Website and app data records:
━━━━━━━━━━

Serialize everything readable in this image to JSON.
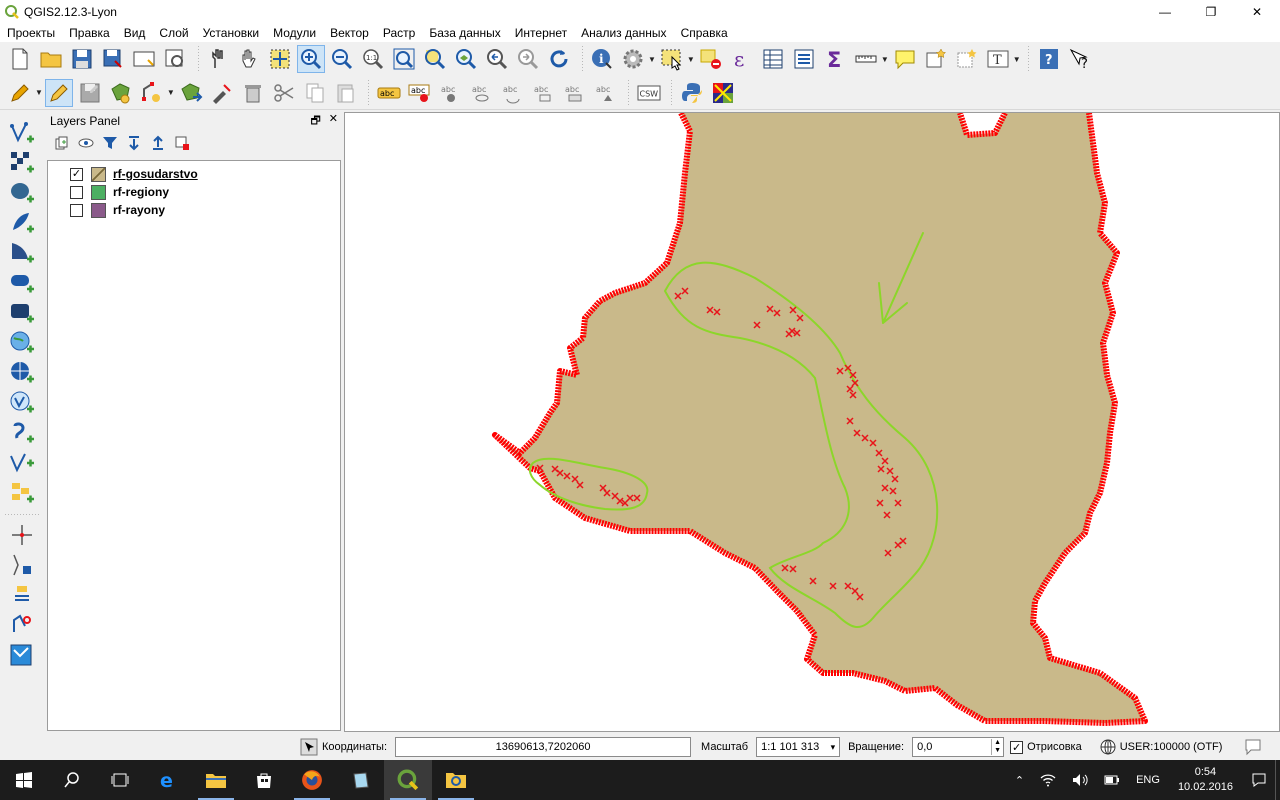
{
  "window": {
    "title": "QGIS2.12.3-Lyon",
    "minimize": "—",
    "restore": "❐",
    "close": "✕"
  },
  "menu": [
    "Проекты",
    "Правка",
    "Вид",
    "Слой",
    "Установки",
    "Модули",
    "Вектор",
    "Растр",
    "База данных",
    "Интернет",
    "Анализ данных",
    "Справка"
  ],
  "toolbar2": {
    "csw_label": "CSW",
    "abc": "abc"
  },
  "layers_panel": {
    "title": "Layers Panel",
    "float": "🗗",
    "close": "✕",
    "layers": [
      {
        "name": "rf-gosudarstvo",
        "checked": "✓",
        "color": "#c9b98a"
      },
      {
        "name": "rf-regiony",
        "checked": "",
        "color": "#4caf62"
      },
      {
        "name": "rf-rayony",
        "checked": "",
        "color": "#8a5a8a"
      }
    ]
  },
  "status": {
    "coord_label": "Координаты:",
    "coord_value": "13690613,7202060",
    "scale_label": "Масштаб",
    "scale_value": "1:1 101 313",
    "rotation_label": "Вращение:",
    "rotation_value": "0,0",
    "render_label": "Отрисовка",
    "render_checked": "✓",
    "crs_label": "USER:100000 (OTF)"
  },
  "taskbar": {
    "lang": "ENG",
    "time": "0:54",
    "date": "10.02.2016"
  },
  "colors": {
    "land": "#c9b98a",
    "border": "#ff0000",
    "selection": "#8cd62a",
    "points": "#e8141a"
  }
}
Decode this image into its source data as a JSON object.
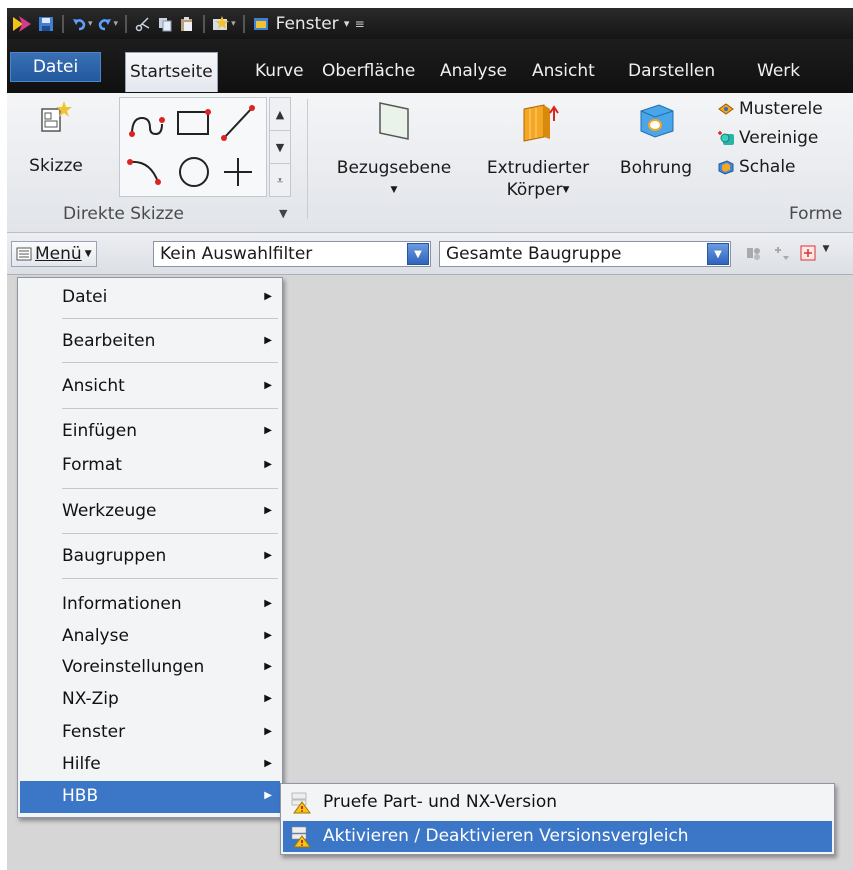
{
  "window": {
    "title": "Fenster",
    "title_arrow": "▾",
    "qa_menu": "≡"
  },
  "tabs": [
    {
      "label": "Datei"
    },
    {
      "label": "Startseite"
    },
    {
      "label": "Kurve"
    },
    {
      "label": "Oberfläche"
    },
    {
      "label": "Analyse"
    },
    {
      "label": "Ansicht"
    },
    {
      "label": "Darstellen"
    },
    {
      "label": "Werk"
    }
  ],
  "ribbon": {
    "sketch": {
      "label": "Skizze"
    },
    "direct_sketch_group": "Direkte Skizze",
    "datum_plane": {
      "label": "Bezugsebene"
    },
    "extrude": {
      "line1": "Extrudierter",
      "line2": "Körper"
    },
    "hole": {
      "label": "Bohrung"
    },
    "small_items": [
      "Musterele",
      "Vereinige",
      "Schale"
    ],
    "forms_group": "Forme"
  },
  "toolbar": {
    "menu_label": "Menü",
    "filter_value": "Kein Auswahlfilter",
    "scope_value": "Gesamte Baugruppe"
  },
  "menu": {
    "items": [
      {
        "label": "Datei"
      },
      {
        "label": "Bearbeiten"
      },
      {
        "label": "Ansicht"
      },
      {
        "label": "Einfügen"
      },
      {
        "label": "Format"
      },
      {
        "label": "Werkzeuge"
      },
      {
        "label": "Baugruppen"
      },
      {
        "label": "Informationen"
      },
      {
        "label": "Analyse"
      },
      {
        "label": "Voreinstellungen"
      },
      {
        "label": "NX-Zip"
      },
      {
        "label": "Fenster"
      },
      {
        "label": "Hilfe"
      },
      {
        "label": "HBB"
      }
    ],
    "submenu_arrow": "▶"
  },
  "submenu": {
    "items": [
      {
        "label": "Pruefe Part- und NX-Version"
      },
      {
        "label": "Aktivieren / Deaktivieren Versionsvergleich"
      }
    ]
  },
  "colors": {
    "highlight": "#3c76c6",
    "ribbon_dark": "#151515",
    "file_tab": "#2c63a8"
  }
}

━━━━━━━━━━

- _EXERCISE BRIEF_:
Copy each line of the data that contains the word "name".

- _FINISHED TASK_:
        "name": "rf-gosudarstvo",
        "name": "rf-regiony",
        "name": "rf-rayony",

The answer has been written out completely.